During the Civil War, North Carolinian William Dorsey Pender established himself as one of the Confederate Army of Northern Virginia's best young generals. He served in most of the significant engagements of the war in the eastern theater while under the command of Joseph E. Johnston at Seven Pines and Robert E. Lee from the Seven Days to Gettysburg. His most crucial contributions to Confederate success came at the battles of Second Manassas, Shepherdstown, Fredericksburg, and Chancellorsville. After an effective first day at Gettysburg, Pender was struck by a shell and disabled, necessitating his return to Virginia for what he hoped would be only an extended convalescence. Although Pender initially survived the wound, he died soon thereafter due to complications from his injury.
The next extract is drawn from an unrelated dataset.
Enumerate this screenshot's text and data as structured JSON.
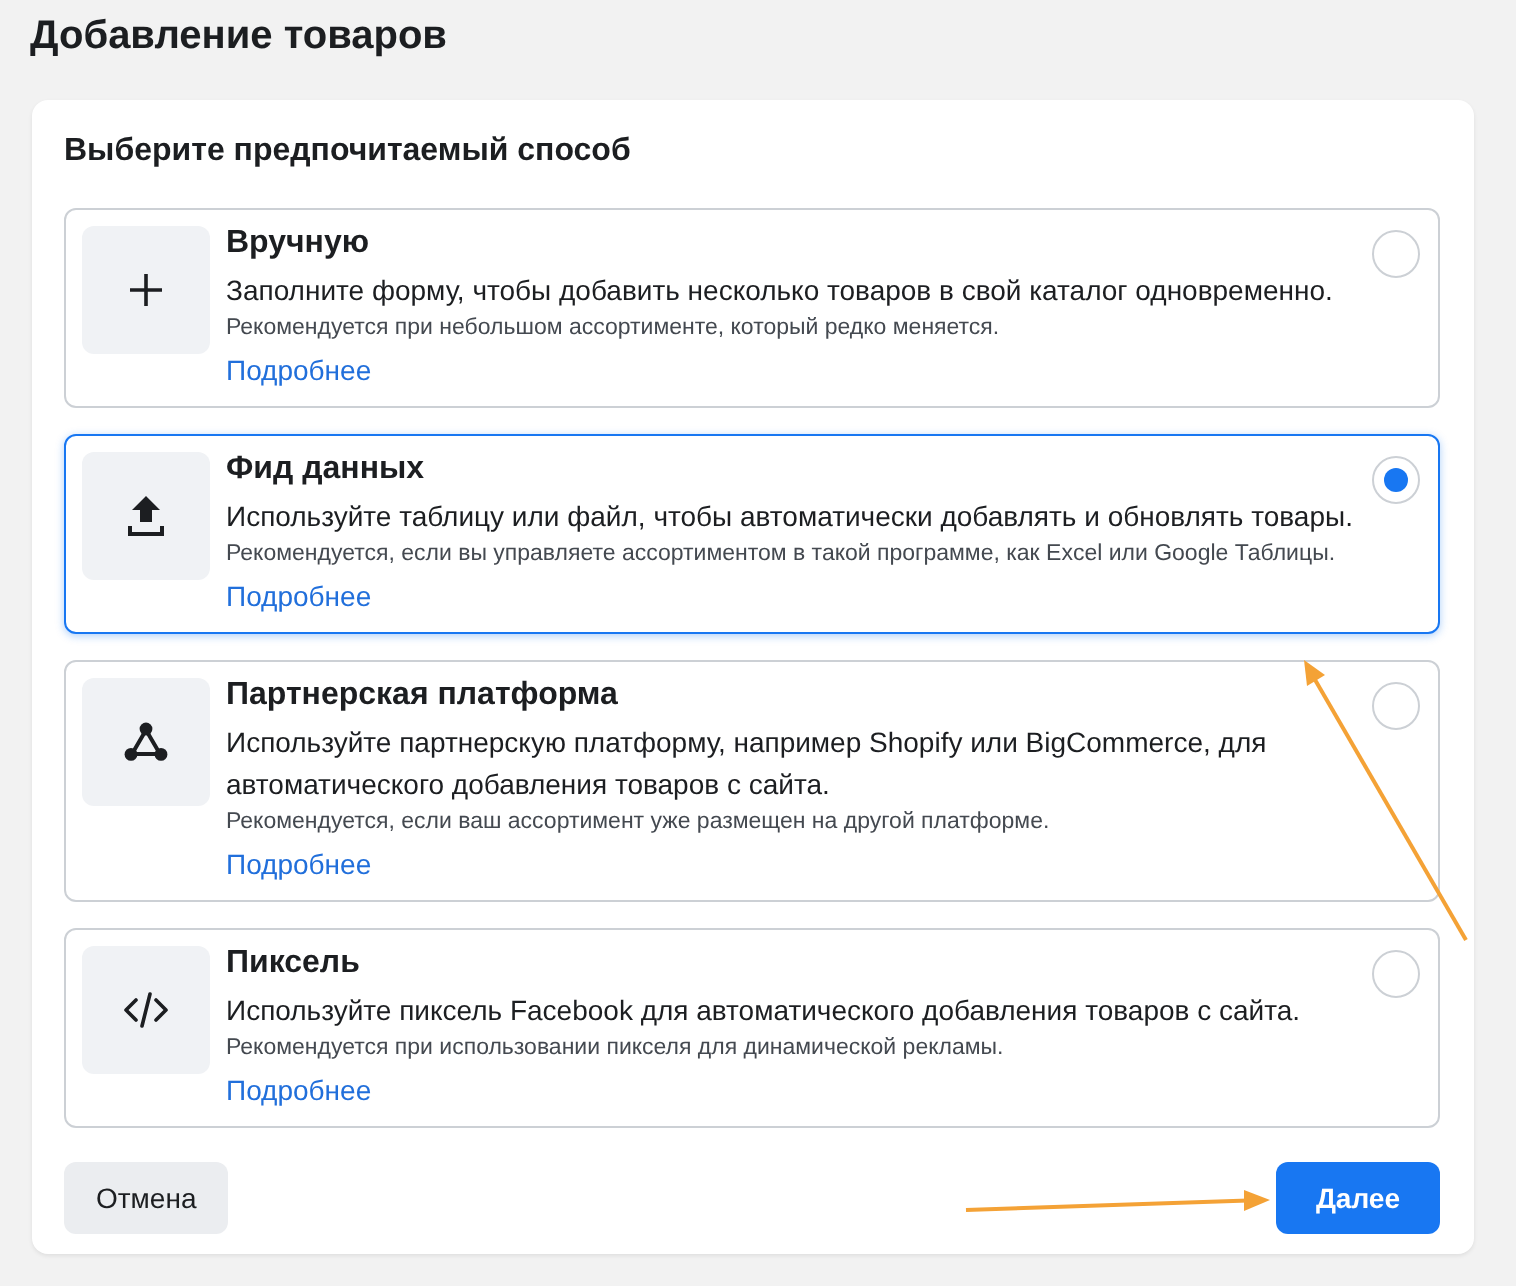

In this thorough biography of Pender, noted Civil War historian Brian Steel Wills examines both the young general's military career and his domestic life. While Pender devoted himself to military service, he also embraced the Episcopal Church and was baptized before his command in the field. According to Wills, Pender had an insatiable quest for "glory" in both earthly and heavenly realms, and he delighted in his role as a husband and father. In Pender's voluminous correspondence with his wife, Fanny, he shared his beliefs and offered views and opinions on a vast array of subjects. In the end, Wills suggests that Pender's story captures both the idealistic promise and the despair of a war that cost the lives of many Americans and changed the nation forever.